  18. ———. 2018. Why Are So Many People Moved by This Wedding Photograph? The Guardian, 1 October 2015. Accessed 19 December 2018.
  19. Keats, John. 1958. The Letters of John Keats, 1814–1821. Ed. Hyder Edward Rollins, 2 vols. Cambridge, MA: Harvard University Press.Google Scholar
  20. ———. 1977. The Complete Poems. Ed. John Barnard. Harmondsworth: Penguin.Google Scholar
  21. Kendrick, Asahel. 1871. My Poetical Favourites: A Selection from the Best Minor Poems of the English Language. New York: Sheldon.Google Scholar
  22. Kimberly, Caroline. 2004–05. Effeminacy, Masculinity, and Homosocial Bonds: The (Un)Intentional Queering of John Keats. In: Romanticism on the Net, 36–37.
  23. Kramer Linkin, Harriet, and Stephen C. Behrendt (eds.). 1999. Romanticism and Women Poets: Opening the Doors of Reception. Lexington: University Press of Kentucky.Google Scholar
  24. Lake, J. W. 1828. The British Poets of the Nineteenth Century. Frankfurt A/M: H. L. Broenner.Google Scholar
  25. Latané, David E. 2013. William Maginn and the British Press: A Critical Biography. London: Routledge.Google Scholar
  26. Leary, Patrick. 1994. Fraser’s Magazine and the Literary Life, 1830–1847. Victorian Periodicals Review 27: 105–26.Google Scholar
  27. L.E.L. [Laetitia Elizabeth Landon]. 1831. Romance and Reality, 3 vols. London: Colburn and Bentley.Google Scholar
  28. Maginn, William. 1823. Odoherty, Proem. Blackwood’s Edinburgh Magazine, pp. 689–93.Google Scholar
  29. Marggraf Turley, Richard. 2009. Bright Stars: John Keats, Barry Cornwall and London Literary Culture. Liverpool: Liverpool University Press.Google Scholar
  30. Mole, Tom. 2007. Byron’s Romantic Celebrity: Industrial Culture and the Hermeneutics of Intimacy. London: Palgrave Macmillan.CrossRefGoogle Scholar
  31. Monckton Milnes, Richard. 1848. Life, Letters and Literary Remains of John Keats, 2 vols. London: Moxon.Google Scholar
  32. Pierpont, John. 1828. Thoughts Selected from the Ancient and Modern Poets. Boston: Hillard, Gray, Little and Wilkins.Google Scholar
  33. Stephenson, John, and James Churchill. 1831. Medical Botany; or, Illustrations and Descriptions of the Medicinal Plants, 4 vols. London: John Churchill.Google Scholar
  34. Vettriano, Jack. 2017. Official Website. Accessed 6 March 2019.
  35. Wilson, John. 1819. Literary Pocket-Book. Blackwood’s Edinburgh Magazine 6: 237–40.Google Scholar
  36. Wolfson, Susan (ed.). 2001. The Cambridge Companion to Keats. Cambridge: Cambridge University Press.Google Scholar
  37. Yorke, Oliver [William Maginn.]. 1835. The Fraserians. Fraser’s Magazine 11: 1–27.Google Scholar
  38. Zhang, Sarah. 2015. The Pitfalls of Using Google Ngram to Study Language. Wired Accessed 19 December 2018.
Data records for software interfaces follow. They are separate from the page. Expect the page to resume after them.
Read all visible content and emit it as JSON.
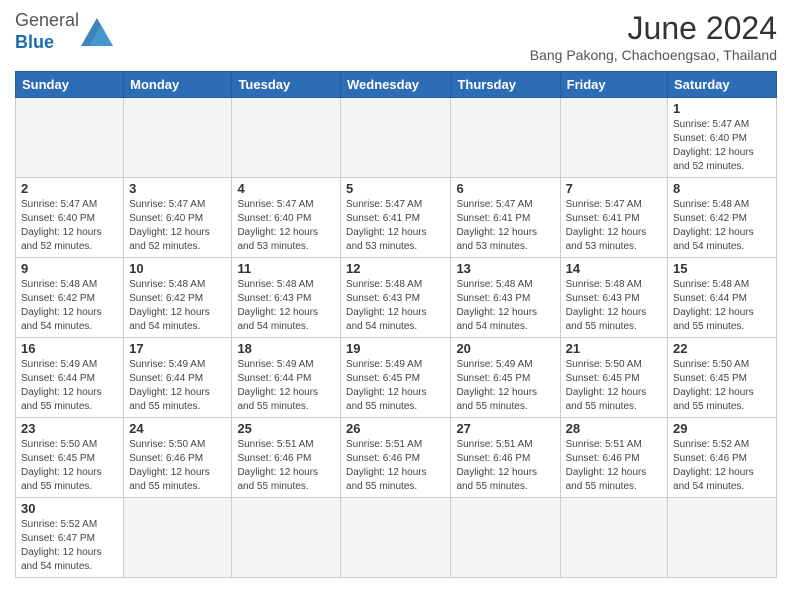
{
  "header": {
    "logo_general": "General",
    "logo_blue": "Blue",
    "month_title": "June 2024",
    "location": "Bang Pakong, Chachoengsao, Thailand"
  },
  "days_of_week": [
    "Sunday",
    "Monday",
    "Tuesday",
    "Wednesday",
    "Thursday",
    "Friday",
    "Saturday"
  ],
  "weeks": [
    [
      {
        "day": "",
        "info": "",
        "empty": true
      },
      {
        "day": "",
        "info": "",
        "empty": true
      },
      {
        "day": "",
        "info": "",
        "empty": true
      },
      {
        "day": "",
        "info": "",
        "empty": true
      },
      {
        "day": "",
        "info": "",
        "empty": true
      },
      {
        "day": "",
        "info": "",
        "empty": true
      },
      {
        "day": "1",
        "info": "Sunrise: 5:47 AM\nSunset: 6:40 PM\nDaylight: 12 hours\nand 52 minutes.",
        "empty": false
      }
    ],
    [
      {
        "day": "2",
        "info": "Sunrise: 5:47 AM\nSunset: 6:40 PM\nDaylight: 12 hours\nand 52 minutes.",
        "empty": false
      },
      {
        "day": "3",
        "info": "Sunrise: 5:47 AM\nSunset: 6:40 PM\nDaylight: 12 hours\nand 52 minutes.",
        "empty": false
      },
      {
        "day": "4",
        "info": "Sunrise: 5:47 AM\nSunset: 6:40 PM\nDaylight: 12 hours\nand 53 minutes.",
        "empty": false
      },
      {
        "day": "5",
        "info": "Sunrise: 5:47 AM\nSunset: 6:41 PM\nDaylight: 12 hours\nand 53 minutes.",
        "empty": false
      },
      {
        "day": "6",
        "info": "Sunrise: 5:47 AM\nSunset: 6:41 PM\nDaylight: 12 hours\nand 53 minutes.",
        "empty": false
      },
      {
        "day": "7",
        "info": "Sunrise: 5:47 AM\nSunset: 6:41 PM\nDaylight: 12 hours\nand 53 minutes.",
        "empty": false
      },
      {
        "day": "8",
        "info": "Sunrise: 5:48 AM\nSunset: 6:42 PM\nDaylight: 12 hours\nand 54 minutes.",
        "empty": false
      }
    ],
    [
      {
        "day": "9",
        "info": "Sunrise: 5:48 AM\nSunset: 6:42 PM\nDaylight: 12 hours\nand 54 minutes.",
        "empty": false
      },
      {
        "day": "10",
        "info": "Sunrise: 5:48 AM\nSunset: 6:42 PM\nDaylight: 12 hours\nand 54 minutes.",
        "empty": false
      },
      {
        "day": "11",
        "info": "Sunrise: 5:48 AM\nSunset: 6:43 PM\nDaylight: 12 hours\nand 54 minutes.",
        "empty": false
      },
      {
        "day": "12",
        "info": "Sunrise: 5:48 AM\nSunset: 6:43 PM\nDaylight: 12 hours\nand 54 minutes.",
        "empty": false
      },
      {
        "day": "13",
        "info": "Sunrise: 5:48 AM\nSunset: 6:43 PM\nDaylight: 12 hours\nand 54 minutes.",
        "empty": false
      },
      {
        "day": "14",
        "info": "Sunrise: 5:48 AM\nSunset: 6:43 PM\nDaylight: 12 hours\nand 55 minutes.",
        "empty": false
      },
      {
        "day": "15",
        "info": "Sunrise: 5:48 AM\nSunset: 6:44 PM\nDaylight: 12 hours\nand 55 minutes.",
        "empty": false
      }
    ],
    [
      {
        "day": "16",
        "info": "Sunrise: 5:49 AM\nSunset: 6:44 PM\nDaylight: 12 hours\nand 55 minutes.",
        "empty": false
      },
      {
        "day": "17",
        "info": "Sunrise: 5:49 AM\nSunset: 6:44 PM\nDaylight: 12 hours\nand 55 minutes.",
        "empty": false
      },
      {
        "day": "18",
        "info": "Sunrise: 5:49 AM\nSunset: 6:44 PM\nDaylight: 12 hours\nand 55 minutes.",
        "empty": false
      },
      {
        "day": "19",
        "info": "Sunrise: 5:49 AM\nSunset: 6:45 PM\nDaylight: 12 hours\nand 55 minutes.",
        "empty": false
      },
      {
        "day": "20",
        "info": "Sunrise: 5:49 AM\nSunset: 6:45 PM\nDaylight: 12 hours\nand 55 minutes.",
        "empty": false
      },
      {
        "day": "21",
        "info": "Sunrise: 5:50 AM\nSunset: 6:45 PM\nDaylight: 12 hours\nand 55 minutes.",
        "empty": false
      },
      {
        "day": "22",
        "info": "Sunrise: 5:50 AM\nSunset: 6:45 PM\nDaylight: 12 hours\nand 55 minutes.",
        "empty": false
      }
    ],
    [
      {
        "day": "23",
        "info": "Sunrise: 5:50 AM\nSunset: 6:45 PM\nDaylight: 12 hours\nand 55 minutes.",
        "empty": false
      },
      {
        "day": "24",
        "info": "Sunrise: 5:50 AM\nSunset: 6:46 PM\nDaylight: 12 hours\nand 55 minutes.",
        "empty": false
      },
      {
        "day": "25",
        "info": "Sunrise: 5:51 AM\nSunset: 6:46 PM\nDaylight: 12 hours\nand 55 minutes.",
        "empty": false
      },
      {
        "day": "26",
        "info": "Sunrise: 5:51 AM\nSunset: 6:46 PM\nDaylight: 12 hours\nand 55 minutes.",
        "empty": false
      },
      {
        "day": "27",
        "info": "Sunrise: 5:51 AM\nSunset: 6:46 PM\nDaylight: 12 hours\nand 55 minutes.",
        "empty": false
      },
      {
        "day": "28",
        "info": "Sunrise: 5:51 AM\nSunset: 6:46 PM\nDaylight: 12 hours\nand 55 minutes.",
        "empty": false
      },
      {
        "day": "29",
        "info": "Sunrise: 5:52 AM\nSunset: 6:46 PM\nDaylight: 12 hours\nand 54 minutes.",
        "empty": false
      }
    ],
    [
      {
        "day": "30",
        "info": "Sunrise: 5:52 AM\nSunset: 6:47 PM\nDaylight: 12 hours\nand 54 minutes.",
        "empty": false
      },
      {
        "day": "",
        "info": "",
        "empty": true
      },
      {
        "day": "",
        "info": "",
        "empty": true
      },
      {
        "day": "",
        "info": "",
        "empty": true
      },
      {
        "day": "",
        "info": "",
        "empty": true
      },
      {
        "day": "",
        "info": "",
        "empty": true
      },
      {
        "day": "",
        "info": "",
        "empty": true
      }
    ]
  ]
}
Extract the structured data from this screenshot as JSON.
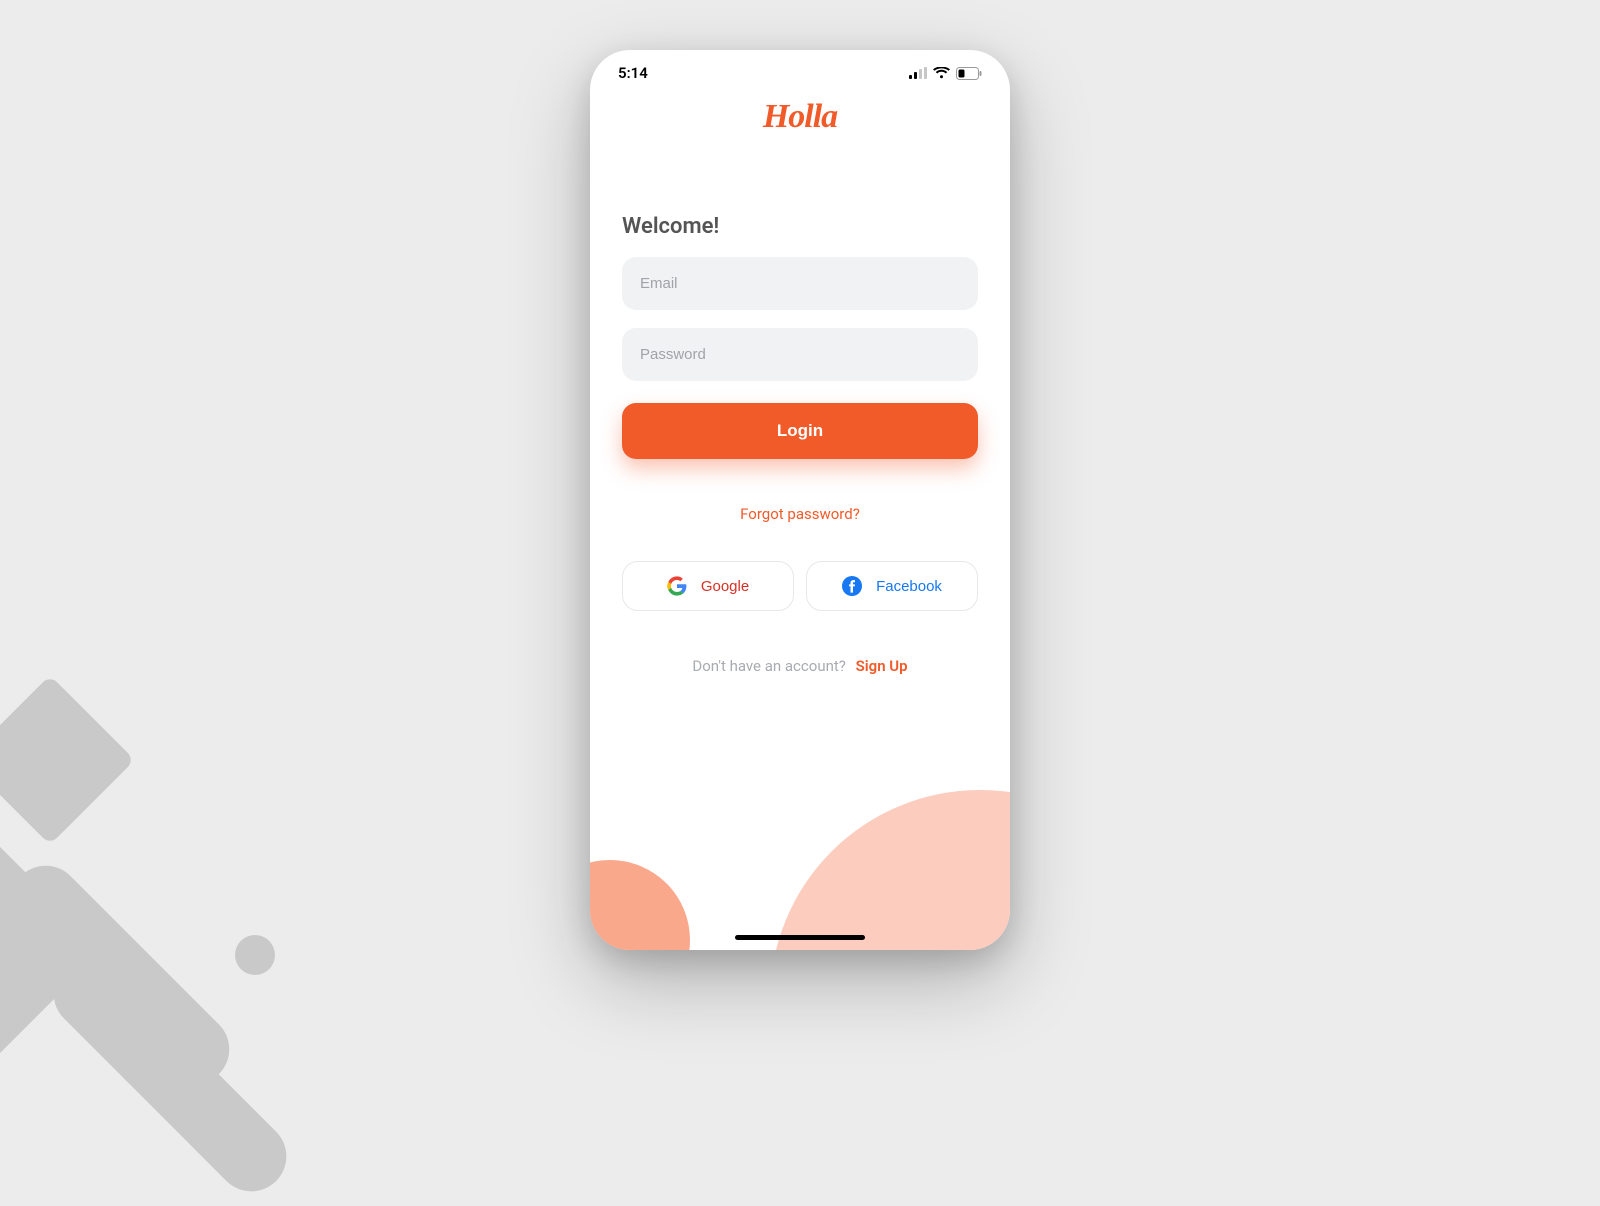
{
  "status_bar": {
    "time": "5:14",
    "signal_icon": "signal-icon",
    "wifi_icon": "wifi-icon",
    "battery_icon": "battery-icon"
  },
  "app": {
    "logo_text": "Holla"
  },
  "login": {
    "heading": "Welcome!",
    "email_placeholder": "Email",
    "email_value": "",
    "password_placeholder": "Password",
    "password_value": "",
    "login_label": "Login",
    "forgot_label": "Forgot password?",
    "social": {
      "google_label": "Google",
      "facebook_label": "Facebook"
    },
    "signup_prompt": "Don't have an account?",
    "signup_link": "Sign Up"
  },
  "colors": {
    "accent": "#f15a29",
    "peach_light": "#fccdbe",
    "peach_dark": "#faa88c",
    "input_bg": "#f1f2f4"
  }
}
Copyright information

© The Author(s) 2020

Authors and Affiliations

  1. 1.Aberystwyth UniversityAberystwythWales, UK

Personalised recommendations